Finally, ambiguity in the legislation makes it likely that the legislation will apply to a wide swath of important new regulatory protections including those that are currently being challenged in court. The legislation defines high-impact rules as those which “impose an annual cost on the economy” of one billion dollars. The legislation does not make clear if that includes just direct costs or also indirect costs and simply leaves the authority and discretion of making the “high-impact” designation with the head of the Office of Information and Regulatory Affairs (OIRA).
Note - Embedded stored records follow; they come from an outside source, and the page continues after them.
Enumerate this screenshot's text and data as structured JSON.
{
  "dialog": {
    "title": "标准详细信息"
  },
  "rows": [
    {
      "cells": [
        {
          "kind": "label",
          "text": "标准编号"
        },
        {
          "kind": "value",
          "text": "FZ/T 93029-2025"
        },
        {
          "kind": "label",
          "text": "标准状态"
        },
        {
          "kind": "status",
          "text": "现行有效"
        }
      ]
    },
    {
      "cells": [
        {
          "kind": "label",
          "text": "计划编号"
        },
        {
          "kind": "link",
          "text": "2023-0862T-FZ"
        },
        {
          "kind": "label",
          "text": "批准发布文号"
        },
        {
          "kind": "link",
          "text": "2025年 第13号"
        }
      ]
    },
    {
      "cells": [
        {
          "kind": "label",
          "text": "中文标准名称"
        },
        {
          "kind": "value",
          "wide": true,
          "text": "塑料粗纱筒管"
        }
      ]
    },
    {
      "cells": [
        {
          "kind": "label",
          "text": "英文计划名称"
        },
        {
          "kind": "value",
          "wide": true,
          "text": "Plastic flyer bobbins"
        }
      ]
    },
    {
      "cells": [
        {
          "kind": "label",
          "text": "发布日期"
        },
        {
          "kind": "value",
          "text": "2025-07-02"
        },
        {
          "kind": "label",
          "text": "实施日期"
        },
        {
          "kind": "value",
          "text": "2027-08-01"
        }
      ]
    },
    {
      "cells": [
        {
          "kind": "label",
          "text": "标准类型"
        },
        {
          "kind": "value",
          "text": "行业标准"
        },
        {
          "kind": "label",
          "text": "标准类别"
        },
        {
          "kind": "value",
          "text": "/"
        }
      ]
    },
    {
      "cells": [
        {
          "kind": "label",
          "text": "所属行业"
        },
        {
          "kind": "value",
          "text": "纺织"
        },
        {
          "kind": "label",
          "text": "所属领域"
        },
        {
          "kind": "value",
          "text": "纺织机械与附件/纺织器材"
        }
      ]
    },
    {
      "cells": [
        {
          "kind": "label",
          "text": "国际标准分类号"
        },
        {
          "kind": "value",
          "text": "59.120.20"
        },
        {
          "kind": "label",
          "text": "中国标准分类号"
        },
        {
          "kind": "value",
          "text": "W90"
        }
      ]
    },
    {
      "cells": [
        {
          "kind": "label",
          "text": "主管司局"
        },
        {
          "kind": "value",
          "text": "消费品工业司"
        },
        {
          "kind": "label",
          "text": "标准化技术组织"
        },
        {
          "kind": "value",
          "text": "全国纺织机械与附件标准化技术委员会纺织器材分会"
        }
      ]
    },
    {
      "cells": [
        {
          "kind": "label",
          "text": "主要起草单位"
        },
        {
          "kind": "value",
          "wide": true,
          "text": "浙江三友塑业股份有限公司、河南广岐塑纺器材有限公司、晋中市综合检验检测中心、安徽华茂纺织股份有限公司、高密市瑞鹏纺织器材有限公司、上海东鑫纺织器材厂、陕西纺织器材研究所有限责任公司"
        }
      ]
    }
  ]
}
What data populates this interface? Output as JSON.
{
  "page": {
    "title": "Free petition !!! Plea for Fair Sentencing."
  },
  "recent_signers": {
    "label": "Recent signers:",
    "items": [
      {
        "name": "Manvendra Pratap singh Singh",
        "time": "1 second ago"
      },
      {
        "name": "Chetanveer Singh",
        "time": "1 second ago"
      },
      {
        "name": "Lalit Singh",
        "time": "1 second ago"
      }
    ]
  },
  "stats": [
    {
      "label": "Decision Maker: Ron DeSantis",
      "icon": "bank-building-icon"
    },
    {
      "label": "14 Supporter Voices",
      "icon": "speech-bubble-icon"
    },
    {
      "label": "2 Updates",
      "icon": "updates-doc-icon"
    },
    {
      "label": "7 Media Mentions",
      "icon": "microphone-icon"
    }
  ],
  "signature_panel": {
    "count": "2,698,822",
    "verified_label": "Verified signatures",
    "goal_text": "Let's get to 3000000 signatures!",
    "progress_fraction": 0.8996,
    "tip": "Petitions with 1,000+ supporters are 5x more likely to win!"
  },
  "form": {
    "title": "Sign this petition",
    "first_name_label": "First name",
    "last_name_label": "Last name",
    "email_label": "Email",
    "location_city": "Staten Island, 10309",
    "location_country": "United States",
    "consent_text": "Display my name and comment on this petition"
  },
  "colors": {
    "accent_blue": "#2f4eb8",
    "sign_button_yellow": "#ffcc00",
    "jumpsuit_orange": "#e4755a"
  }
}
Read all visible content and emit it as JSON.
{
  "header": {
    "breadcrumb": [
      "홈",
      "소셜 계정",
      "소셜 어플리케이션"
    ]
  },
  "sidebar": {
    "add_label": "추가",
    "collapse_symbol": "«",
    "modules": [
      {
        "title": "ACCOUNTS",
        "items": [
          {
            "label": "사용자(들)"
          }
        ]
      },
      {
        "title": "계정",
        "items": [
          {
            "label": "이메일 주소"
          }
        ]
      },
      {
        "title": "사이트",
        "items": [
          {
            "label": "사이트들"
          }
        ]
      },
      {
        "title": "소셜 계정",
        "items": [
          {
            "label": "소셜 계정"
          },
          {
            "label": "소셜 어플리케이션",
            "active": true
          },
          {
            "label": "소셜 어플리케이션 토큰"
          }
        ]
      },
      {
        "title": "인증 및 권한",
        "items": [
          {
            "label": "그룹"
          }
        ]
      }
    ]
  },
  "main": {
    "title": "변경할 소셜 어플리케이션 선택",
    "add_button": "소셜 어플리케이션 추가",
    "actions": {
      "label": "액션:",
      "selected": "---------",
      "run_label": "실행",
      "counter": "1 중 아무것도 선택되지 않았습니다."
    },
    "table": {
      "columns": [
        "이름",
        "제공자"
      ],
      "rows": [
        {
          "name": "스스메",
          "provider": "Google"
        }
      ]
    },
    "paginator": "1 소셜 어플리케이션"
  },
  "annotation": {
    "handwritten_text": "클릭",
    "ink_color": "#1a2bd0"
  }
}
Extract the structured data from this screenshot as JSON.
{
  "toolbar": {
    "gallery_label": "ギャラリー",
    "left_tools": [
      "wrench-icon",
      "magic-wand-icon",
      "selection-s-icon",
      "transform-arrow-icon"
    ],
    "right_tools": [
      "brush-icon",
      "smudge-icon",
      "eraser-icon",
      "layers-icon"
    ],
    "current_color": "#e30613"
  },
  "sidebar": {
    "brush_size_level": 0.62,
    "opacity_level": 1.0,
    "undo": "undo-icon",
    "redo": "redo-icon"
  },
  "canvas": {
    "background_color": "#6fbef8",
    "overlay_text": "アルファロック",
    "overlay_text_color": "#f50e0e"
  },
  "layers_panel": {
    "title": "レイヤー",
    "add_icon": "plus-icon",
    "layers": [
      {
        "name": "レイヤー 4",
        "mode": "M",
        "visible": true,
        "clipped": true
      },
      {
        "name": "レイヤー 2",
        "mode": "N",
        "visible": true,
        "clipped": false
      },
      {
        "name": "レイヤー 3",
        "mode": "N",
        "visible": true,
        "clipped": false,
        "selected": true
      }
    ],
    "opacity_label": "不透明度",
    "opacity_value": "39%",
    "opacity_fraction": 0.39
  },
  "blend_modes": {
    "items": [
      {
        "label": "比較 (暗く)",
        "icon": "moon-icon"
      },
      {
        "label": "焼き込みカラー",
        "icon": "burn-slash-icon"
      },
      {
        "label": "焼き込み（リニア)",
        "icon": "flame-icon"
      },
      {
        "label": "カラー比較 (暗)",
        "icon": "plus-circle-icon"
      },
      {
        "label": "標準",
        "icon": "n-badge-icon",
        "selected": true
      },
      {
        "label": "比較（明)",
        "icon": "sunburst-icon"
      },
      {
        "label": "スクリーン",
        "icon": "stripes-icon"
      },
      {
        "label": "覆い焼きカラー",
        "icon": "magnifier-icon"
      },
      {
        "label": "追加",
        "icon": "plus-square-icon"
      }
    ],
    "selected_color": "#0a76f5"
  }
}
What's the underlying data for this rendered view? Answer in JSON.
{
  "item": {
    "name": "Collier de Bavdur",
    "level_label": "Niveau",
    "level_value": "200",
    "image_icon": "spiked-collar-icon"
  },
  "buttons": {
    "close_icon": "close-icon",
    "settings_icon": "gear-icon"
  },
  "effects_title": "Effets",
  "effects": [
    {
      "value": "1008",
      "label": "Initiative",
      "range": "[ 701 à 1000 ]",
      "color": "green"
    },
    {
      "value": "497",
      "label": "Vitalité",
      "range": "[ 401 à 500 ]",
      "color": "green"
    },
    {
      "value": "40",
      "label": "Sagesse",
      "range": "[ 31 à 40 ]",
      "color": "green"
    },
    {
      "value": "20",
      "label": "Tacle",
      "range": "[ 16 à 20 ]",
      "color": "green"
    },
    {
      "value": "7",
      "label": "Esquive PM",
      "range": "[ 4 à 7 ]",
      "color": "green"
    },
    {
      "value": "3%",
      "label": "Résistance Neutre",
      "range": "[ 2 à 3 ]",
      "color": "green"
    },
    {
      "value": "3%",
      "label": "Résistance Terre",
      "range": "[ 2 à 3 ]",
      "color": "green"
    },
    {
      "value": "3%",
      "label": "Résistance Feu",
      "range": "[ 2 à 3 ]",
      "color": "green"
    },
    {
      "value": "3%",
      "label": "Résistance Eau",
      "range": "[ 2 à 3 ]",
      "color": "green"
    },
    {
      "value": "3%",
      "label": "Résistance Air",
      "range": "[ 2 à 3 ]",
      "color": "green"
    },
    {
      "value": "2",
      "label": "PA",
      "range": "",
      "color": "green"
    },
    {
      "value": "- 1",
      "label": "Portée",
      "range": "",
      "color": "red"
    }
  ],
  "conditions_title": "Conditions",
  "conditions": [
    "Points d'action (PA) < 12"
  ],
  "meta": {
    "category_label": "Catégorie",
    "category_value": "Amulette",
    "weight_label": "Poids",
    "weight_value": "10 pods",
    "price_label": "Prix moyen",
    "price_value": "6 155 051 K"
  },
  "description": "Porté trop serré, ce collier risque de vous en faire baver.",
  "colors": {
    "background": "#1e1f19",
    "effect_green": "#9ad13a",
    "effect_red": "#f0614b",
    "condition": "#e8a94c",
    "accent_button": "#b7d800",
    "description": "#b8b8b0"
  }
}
Thus, it is plausible that H.R. 3438 could result in dozens of newly designated high-impact rules. Examples of rules currently challenged in court that could result in injunctions under this legislation include oil train safety standards designed to prevent massive explosions due to oil train derailments, energy efficiency regulations, worker protections such as the new rule preventing exposure to the known carcinogen silica, new restrictions on the largely unregulated electronic cigarette market, and Wall Street accountability measures to designate large financial institutions as “systemically important” or too big to fail.
Like numerous other anti-regulatory bills, H.R. 3438 further tilts the regulatory process in favor of corporate special interests by creating more opportunities for the manipulation and abuse of the process to their benefit and at the expense of protecting consumers, working families, and other vulnerable communities.
We strongly urge opposition to H.R. 3438, the REVIEW Act.